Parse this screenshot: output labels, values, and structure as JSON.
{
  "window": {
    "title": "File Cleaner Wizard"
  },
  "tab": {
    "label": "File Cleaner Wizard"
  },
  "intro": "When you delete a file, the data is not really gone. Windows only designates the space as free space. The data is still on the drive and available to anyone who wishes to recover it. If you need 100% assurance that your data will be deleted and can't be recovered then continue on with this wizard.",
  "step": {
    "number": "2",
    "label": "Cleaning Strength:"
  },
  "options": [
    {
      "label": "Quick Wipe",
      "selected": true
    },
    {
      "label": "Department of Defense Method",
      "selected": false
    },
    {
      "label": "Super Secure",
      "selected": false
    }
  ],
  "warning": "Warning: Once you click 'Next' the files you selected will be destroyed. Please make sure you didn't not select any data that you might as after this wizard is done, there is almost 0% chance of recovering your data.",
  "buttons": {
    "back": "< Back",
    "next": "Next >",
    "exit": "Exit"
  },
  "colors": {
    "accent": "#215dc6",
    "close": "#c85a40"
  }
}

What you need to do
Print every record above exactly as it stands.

Task result
Parse this screenshot: output labels, values, and structure as JSON.
{
  "window": {
    "title": "File Cleaner Wizard"
  },
  "tab": {
    "label": "File Cleaner Wizard"
  },
  "intro": "When you delete a file, the data is not really gone. Windows only designates the space as free space. The data is still on the drive and available to anyone who wishes to recover it. If you need 100% assurance that your data will be deleted and can't be recovered then continue on with this wizard.",
  "step": {
    "number": "2",
    "label": "Cleaning Strength:"
  },
  "options": [
    {
      "label": "Quick Wipe",
      "selected": true
    },
    {
      "label": "Department of Defense Method",
      "selected": false
    },
    {
      "label": "Super Secure",
      "selected": false
    }
  ],
  "warning": "Warning: Once you click 'Next' the files you selected will be destroyed. Please make sure you didn't not select any data that you might as after this wizard is done, there is almost 0% chance of recovering your data.",
  "buttons": {
    "back": "< Back",
    "next": "Next >",
    "exit": "Exit"
  },
  "colors": {
    "accent": "#215dc6",
    "close": "#c85a40"
  }
}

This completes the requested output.